Nasro Hassan, an 18-year-old student studying computer science at the University of Washington, spoke to the press Tuesday about being attacked on November 15 while walking out of Mary Gates Hall around 5:45 p.m. She confirms that she was alone, looking down at her cell phone and unaware of her surroundings, when a man in a black hooded sweatshirt and dark jeans ran up to her and slammed the right side of her face, near her eye, with a glass bottle. She remembers a “sharp ringing in my head” immediately afterward and that the suspect was laughing as he ran off.
Like the Council on American-Islamic Relations-Washington (CAIR-WA) and the UW police, Hassan knows that she can’t be sure that the attack was an anti-Muslim hate crime (of which there was sharp uptick nationwide in recent years). But the thought ran through her head immediately afterward. “I was shocked, I was taken aback,” she says. “Why was this happening? Was it because of the hijab I was wearing?… Because of all the Trump protests that had been happening on campus?”
This physical assault was nothing like anything Hassan had experienced before. But she was frequently bullied in elementary and middle school for wearing a hijab (she grew up in Fargo, North Dakota, and moved to the Seattle area when she was 10). “People were always making fun of me,” she says. But at the time, it was just words. “I always thought, ‘Oh, it’s nothing, it’s not gonna hurt me.’”
Now, she’s less sure. She’s considering scheduling her classes earlier in the day next semester, so she’ll have fewer reasons to be on campus after dark. She and her peers, especially female friends, are looking out for one another now, making sure that no one lets anyone walk alone at night. But she’s received an outpouring of support from friends and family and community following the assault — even, she says with surprise in her voice, a note from a high school counselor — and believes that coming out publicly about her experience can only help others (and possibly help identify her attacker). She would never not wear a hijab out of fear. “You gotta show them that you’re better than that,” she says. “You can’t take this away from me.”
Hassan’s mother, Dahabo Hassan, the mother of 11 children, including five girls, and the owner of a small grocery store near Sea-Tac, says that when she learned her daughter Nasro had been hurt, she was afraid of the worst — “it was really, really scary… I was crying, really crying a lot” — and was relieved to discover that Nasro was OK, that there were no broken bones.

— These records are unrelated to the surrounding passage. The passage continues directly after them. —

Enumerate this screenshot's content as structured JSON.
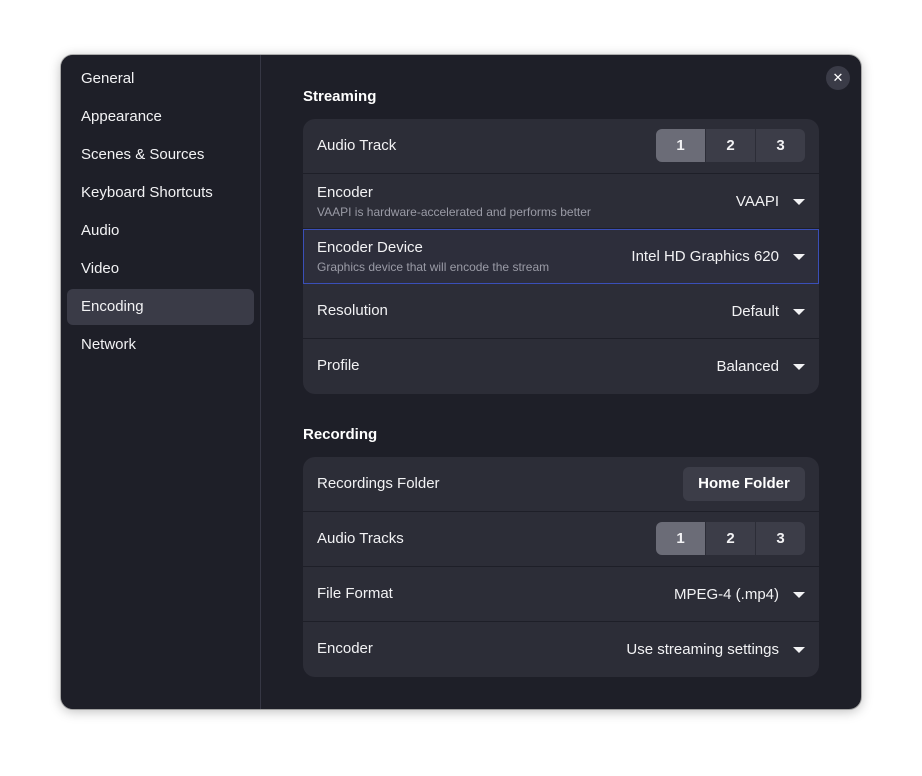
{
  "window": {
    "close_icon": "close-icon",
    "close_glyph": "✕"
  },
  "sidebar": {
    "items": [
      {
        "label": "General"
      },
      {
        "label": "Appearance"
      },
      {
        "label": "Scenes & Sources"
      },
      {
        "label": "Keyboard Shortcuts"
      },
      {
        "label": "Audio"
      },
      {
        "label": "Video"
      },
      {
        "label": "Encoding",
        "selected": true
      },
      {
        "label": "Network"
      }
    ]
  },
  "streaming": {
    "title": "Streaming",
    "audio_track": {
      "label": "Audio Track",
      "options": [
        "1",
        "2",
        "3"
      ],
      "selected": "1"
    },
    "encoder": {
      "label": "Encoder",
      "subtitle": "VAAPI is hardware-accelerated and performs better",
      "value": "VAAPI"
    },
    "encoder_device": {
      "label": "Encoder Device",
      "subtitle": "Graphics device that will encode the stream",
      "value": "Intel HD Graphics 620"
    },
    "resolution": {
      "label": "Resolution",
      "value": "Default"
    },
    "profile": {
      "label": "Profile",
      "value": "Balanced"
    }
  },
  "recording": {
    "title": "Recording",
    "folder": {
      "label": "Recordings Folder",
      "button_label": "Home Folder"
    },
    "audio_tracks": {
      "label": "Audio Tracks",
      "options": [
        "1",
        "2",
        "3"
      ],
      "selected": "1"
    },
    "file_format": {
      "label": "File Format",
      "value": "MPEG-4 (.mp4)"
    },
    "encoder": {
      "label": "Encoder",
      "value": "Use streaming settings"
    }
  },
  "colors": {
    "window_bg": "#1e1f28",
    "card_bg": "#2c2d37",
    "selected_bg": "#3a3b47",
    "focus_ring": "#3a4fb8",
    "segment_active": "#6b6c77"
  }
}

She now drives her other daughters to school instead of letting them take the bus.
Though a physical attack like this is utterly new and horrifying, Dahabo says that she’s also been verbally harassed in Seattle and elsewhere for her appearance. One recent day, she was stopped at a four-way intersection when a woman standing across the street hurled a nasty slur at her and said, “You should go back home, you don’t belong here.” But Dahabo told the woman, “Thank you. Thank you so much for tell[ing] me that.” That counter-intuitive approach forced the woman to see her own words differently, Dahabo says, and apologize. “I mean, we are all human beings,” she says. “We are same. We have same feelings, same emotions, everything… Please… let us be a human being, all of us, and also take care of each other.”
Nasro Hassan says she’s firm in her decision to speak publicly about this recent attack “because other [Muslim] girls need to know that it’s OK to speak out, that you can get help; without you putting yourself out there, there’s nothing that will be done.”
If she could say anything to the person who hit her a few weeks ago, she’d just ask why. “Please just explain to me,” she implores, “why you have this hatred? [Why] you feel the need to hit someone?”